* Provided data

..............................

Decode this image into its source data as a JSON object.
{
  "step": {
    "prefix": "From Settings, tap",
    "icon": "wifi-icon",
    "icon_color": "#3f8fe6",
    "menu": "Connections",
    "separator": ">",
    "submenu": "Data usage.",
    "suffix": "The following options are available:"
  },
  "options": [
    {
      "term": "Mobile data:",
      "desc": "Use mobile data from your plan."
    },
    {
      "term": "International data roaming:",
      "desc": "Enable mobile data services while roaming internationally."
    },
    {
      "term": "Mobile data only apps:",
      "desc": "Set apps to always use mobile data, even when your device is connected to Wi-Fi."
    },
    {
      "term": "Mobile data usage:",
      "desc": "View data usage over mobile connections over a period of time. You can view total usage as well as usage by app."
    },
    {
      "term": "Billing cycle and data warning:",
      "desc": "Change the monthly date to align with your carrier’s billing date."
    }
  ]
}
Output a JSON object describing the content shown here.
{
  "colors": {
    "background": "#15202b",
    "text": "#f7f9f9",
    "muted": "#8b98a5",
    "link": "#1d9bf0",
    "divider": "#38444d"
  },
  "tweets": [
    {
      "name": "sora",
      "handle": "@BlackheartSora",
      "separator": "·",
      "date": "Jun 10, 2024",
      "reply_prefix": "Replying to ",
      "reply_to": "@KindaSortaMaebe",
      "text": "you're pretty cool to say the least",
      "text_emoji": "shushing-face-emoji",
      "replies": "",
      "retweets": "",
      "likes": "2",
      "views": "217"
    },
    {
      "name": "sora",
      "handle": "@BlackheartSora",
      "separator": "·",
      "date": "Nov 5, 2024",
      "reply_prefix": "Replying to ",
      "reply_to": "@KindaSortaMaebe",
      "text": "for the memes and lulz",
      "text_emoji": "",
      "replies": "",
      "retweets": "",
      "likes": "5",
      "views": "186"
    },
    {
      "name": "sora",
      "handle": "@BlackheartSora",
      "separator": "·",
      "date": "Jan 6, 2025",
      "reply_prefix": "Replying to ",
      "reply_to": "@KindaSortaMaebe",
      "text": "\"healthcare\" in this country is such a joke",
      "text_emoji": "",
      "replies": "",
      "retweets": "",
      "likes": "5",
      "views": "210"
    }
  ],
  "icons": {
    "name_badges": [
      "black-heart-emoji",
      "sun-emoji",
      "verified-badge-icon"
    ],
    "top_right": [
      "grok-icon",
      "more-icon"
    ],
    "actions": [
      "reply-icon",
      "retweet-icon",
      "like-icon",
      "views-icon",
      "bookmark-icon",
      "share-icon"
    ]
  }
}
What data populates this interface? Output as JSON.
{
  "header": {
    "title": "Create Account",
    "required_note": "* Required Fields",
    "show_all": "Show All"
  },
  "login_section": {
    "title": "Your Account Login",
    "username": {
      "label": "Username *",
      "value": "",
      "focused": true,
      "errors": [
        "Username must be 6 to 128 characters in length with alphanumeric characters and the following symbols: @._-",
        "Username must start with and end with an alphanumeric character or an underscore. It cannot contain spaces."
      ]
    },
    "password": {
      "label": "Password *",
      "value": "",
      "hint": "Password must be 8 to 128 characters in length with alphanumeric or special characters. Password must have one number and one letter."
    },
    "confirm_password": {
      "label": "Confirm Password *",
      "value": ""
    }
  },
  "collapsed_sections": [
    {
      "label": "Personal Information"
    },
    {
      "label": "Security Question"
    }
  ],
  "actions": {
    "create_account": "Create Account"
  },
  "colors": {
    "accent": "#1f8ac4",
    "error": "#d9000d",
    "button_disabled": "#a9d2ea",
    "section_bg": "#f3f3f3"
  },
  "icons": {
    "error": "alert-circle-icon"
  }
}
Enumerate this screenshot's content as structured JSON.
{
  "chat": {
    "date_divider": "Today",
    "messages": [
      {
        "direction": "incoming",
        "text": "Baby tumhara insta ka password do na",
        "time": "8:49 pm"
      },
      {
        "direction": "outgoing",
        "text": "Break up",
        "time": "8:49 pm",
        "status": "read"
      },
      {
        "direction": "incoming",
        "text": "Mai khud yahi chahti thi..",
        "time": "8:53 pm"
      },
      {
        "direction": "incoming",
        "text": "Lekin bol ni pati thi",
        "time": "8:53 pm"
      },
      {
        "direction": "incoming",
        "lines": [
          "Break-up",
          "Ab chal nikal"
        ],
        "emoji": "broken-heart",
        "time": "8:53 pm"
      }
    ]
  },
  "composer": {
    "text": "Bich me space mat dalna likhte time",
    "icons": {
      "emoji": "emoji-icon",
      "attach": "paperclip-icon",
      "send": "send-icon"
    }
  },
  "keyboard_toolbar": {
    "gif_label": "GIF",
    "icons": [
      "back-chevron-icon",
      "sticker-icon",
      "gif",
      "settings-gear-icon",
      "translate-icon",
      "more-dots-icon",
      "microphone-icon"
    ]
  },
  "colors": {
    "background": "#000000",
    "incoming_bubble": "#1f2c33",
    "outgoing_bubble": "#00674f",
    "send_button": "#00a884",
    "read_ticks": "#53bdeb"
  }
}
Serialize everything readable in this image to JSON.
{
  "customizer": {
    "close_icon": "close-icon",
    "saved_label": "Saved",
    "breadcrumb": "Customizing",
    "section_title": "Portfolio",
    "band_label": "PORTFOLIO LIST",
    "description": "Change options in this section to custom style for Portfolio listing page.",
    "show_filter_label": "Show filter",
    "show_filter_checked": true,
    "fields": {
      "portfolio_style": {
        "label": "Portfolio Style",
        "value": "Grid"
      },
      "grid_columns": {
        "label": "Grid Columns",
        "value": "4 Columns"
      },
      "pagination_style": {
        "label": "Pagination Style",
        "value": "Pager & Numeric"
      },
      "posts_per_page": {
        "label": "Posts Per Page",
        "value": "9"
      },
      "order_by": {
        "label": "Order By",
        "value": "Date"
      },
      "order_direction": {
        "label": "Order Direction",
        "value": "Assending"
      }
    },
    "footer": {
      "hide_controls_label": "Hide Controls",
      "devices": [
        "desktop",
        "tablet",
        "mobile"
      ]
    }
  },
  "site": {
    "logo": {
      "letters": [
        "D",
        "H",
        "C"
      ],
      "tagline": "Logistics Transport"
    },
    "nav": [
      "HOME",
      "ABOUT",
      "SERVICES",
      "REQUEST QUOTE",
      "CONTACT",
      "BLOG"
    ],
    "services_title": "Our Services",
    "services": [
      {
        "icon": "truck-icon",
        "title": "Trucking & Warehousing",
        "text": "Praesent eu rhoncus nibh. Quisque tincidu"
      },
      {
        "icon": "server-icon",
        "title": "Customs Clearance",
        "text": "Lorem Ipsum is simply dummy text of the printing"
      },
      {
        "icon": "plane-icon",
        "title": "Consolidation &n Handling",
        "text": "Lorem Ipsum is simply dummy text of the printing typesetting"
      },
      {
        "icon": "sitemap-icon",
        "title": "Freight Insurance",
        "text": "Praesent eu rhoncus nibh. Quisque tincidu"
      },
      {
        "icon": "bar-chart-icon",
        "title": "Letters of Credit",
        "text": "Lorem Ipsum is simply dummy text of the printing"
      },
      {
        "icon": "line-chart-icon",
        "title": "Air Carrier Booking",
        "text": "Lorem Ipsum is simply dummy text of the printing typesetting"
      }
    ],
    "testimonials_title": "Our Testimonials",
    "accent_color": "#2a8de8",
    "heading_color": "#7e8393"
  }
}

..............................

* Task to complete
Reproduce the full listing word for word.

* Solution to this problem
Decode this image into its source data as a JSON object.
{
  "step": {
    "prefix": "From Settings, tap",
    "icon": "wifi-icon",
    "icon_color": "#3f8fe6",
    "menu": "Connections",
    "separator": ">",
    "submenu": "Data usage.",
    "suffix": "The following options are available:"
  },
  "options": [
    {
      "term": "Mobile data:",
      "desc": "Use mobile data from your plan."
    },
    {
      "term": "International data roaming:",
      "desc": "Enable mobile data services while roaming internationally."
    },
    {
      "term": "Mobile data only apps:",
      "desc": "Set apps to always use mobile data, even when your device is connected to Wi-Fi."
    },
    {
      "term": "Mobile data usage:",
      "desc": "View data usage over mobile connections over a period of time. You can view total usage as well as usage by app."
    },
    {
      "term": "Billing cycle and data warning:",
      "desc": "Change the monthly date to align with your carrier’s billing date."
    }
  ]
}
Output a JSON object describing the content shown here.
{
  "colors": {
    "background": "#15202b",
    "text": "#f7f9f9",
    "muted": "#8b98a5",
    "link": "#1d9bf0",
    "divider": "#38444d"
  },
  "tweets": [
    {
      "name": "sora",
      "handle": "@BlackheartSora",
      "separator": "·",
      "date": "Jun 10, 2024",
      "reply_prefix": "Replying to ",
      "reply_to": "@KindaSortaMaebe",
      "text": "you're pretty cool to say the least",
      "text_emoji": "shushing-face-emoji",
      "replies": "",
      "retweets": "",
      "likes": "2",
      "views": "217"
    },
    {
      "name": "sora",
      "handle": "@BlackheartSora",
      "separator": "·",
      "date": "Nov 5, 2024",
      "reply_prefix": "Replying to ",
      "reply_to": "@KindaSortaMaebe",
      "text": "for the memes and lulz",
      "text_emoji": "",
      "replies": "",
      "retweets": "",
      "likes": "5",
      "views": "186"
    },
    {
      "name": "sora",
      "handle": "@BlackheartSora",
      "separator": "·",
      "date": "Jan 6, 2025",
      "reply_prefix": "Replying to ",
      "reply_to": "@KindaSortaMaebe",
      "text": "\"healthcare\" in this country is such a joke",
      "text_emoji": "",
      "replies": "",
      "retweets": "",
      "likes": "5",
      "views": "210"
    }
  ],
  "icons": {
    "name_badges": [
      "black-heart-emoji",
      "sun-emoji",
      "verified-badge-icon"
    ],
    "top_right": [
      "grok-icon",
      "more-icon"
    ],
    "actions": [
      "reply-icon",
      "retweet-icon",
      "like-icon",
      "views-icon",
      "bookmark-icon",
      "share-icon"
    ]
  }
}
What data populates this interface? Output as JSON.
{
  "header": {
    "title": "Create Account",
    "required_note": "* Required Fields",
    "show_all": "Show All"
  },
  "login_section": {
    "title": "Your Account Login",
    "username": {
      "label": "Username *",
      "value": "",
      "focused": true,
      "errors": [
        "Username must be 6 to 128 characters in length with alphanumeric characters and the following symbols: @._-",
        "Username must start with and end with an alphanumeric character or an underscore. It cannot contain spaces."
      ]
    },
    "password": {
      "label": "Password *",
      "value": "",
      "hint": "Password must be 8 to 128 characters in length with alphanumeric or special characters. Password must have one number and one letter."
    },
    "confirm_password": {
      "label": "Confirm Password *",
      "value": ""
    }
  },
  "collapsed_sections": [
    {
      "label": "Personal Information"
    },
    {
      "label": "Security Question"
    }
  ],
  "actions": {
    "create_account": "Create Account"
  },
  "colors": {
    "accent": "#1f8ac4",
    "error": "#d9000d",
    "button_disabled": "#a9d2ea",
    "section_bg": "#f3f3f3"
  },
  "icons": {
    "error": "alert-circle-icon"
  }
}
Enumerate this screenshot's content as structured JSON.
{
  "chat": {
    "date_divider": "Today",
    "messages": [
      {
        "direction": "incoming",
        "text": "Baby tumhara insta ka password do na",
        "time": "8:49 pm"
      },
      {
        "direction": "outgoing",
        "text": "Break up",
        "time": "8:49 pm",
        "status": "read"
      },
      {
        "direction": "incoming",
        "text": "Mai khud yahi chahti thi..",
        "time": "8:53 pm"
      },
      {
        "direction": "incoming",
        "text": "Lekin bol ni pati thi",
        "time": "8:53 pm"
      },
      {
        "direction": "incoming",
        "lines": [
          "Break-up",
          "Ab chal nikal"
        ],
        "emoji": "broken-heart",
        "time": "8:53 pm"
      }
    ]
  },
  "composer": {
    "text": "Bich me space mat dalna likhte time",
    "icons": {
      "emoji": "emoji-icon",
      "attach": "paperclip-icon",
      "send": "send-icon"
    }
  },
  "keyboard_toolbar": {
    "gif_label": "GIF",
    "icons": [
      "back-chevron-icon",
      "sticker-icon",
      "gif",
      "settings-gear-icon",
      "translate-icon",
      "more-dots-icon",
      "microphone-icon"
    ]
  },
  "colors": {
    "background": "#000000",
    "incoming_bubble": "#1f2c33",
    "outgoing_bubble": "#00674f",
    "send_button": "#00a884",
    "read_ticks": "#53bdeb"
  }
}
Serialize everything readable in this image to JSON.
{
  "customizer": {
    "close_icon": "close-icon",
    "saved_label": "Saved",
    "breadcrumb": "Customizing",
    "section_title": "Portfolio",
    "band_label": "PORTFOLIO LIST",
    "description": "Change options in this section to custom style for Portfolio listing page.",
    "show_filter_label": "Show filter",
    "show_filter_checked": true,
    "fields": {
      "portfolio_style": {
        "label": "Portfolio Style",
        "value": "Grid"
      },
      "grid_columns": {
        "label": "Grid Columns",
        "value": "4 Columns"
      },
      "pagination_style": {
        "label": "Pagination Style",
        "value": "Pager & Numeric"
      },
      "posts_per_page": {
        "label": "Posts Per Page",
        "value": "9"
      },
      "order_by": {
        "label": "Order By",
        "value": "Date"
      },
      "order_direction": {
        "label": "Order Direction",
        "value": "Assending"
      }
    },
    "footer": {
      "hide_controls_label": "Hide Controls",
      "devices": [
        "desktop",
        "tablet",
        "mobile"
      ]
    }
  },
  "site": {
    "logo": {
      "letters": [
        "D",
        "H",
        "C"
      ],
      "tagline": "Logistics Transport"
    },
    "nav": [
      "HOME",
      "ABOUT",
      "SERVICES",
      "REQUEST QUOTE",
      "CONTACT",
      "BLOG"
    ],
    "services_title": "Our Services",
    "services": [
      {
        "icon": "truck-icon",
        "title": "Trucking & Warehousing",
        "text": "Praesent eu rhoncus nibh. Quisque tincidu"
      },
      {
        "icon": "server-icon",
        "title": "Customs Clearance",
        "text": "Lorem Ipsum is simply dummy text of the printing"
      },
      {
        "icon": "plane-icon",
        "title": "Consolidation &n Handling",
        "text": "Lorem Ipsum is simply dummy text of the printing typesetting"
      },
      {
        "icon": "sitemap-icon",
        "title": "Freight Insurance",
        "text": "Praesent eu rhoncus nibh. Quisque tincidu"
      },
      {
        "icon": "bar-chart-icon",
        "title": "Letters of Credit",
        "text": "Lorem Ipsum is simply dummy text of the printing"
      },
      {
        "icon": "line-chart-icon",
        "title": "Air Carrier Booking",
        "text": "Lorem Ipsum is simply dummy text of the printing typesetting"
      }
    ],
    "testimonials_title": "Our Testimonials",
    "accent_color": "#2a8de8",
    "heading_color": "#7e8393"
  }
}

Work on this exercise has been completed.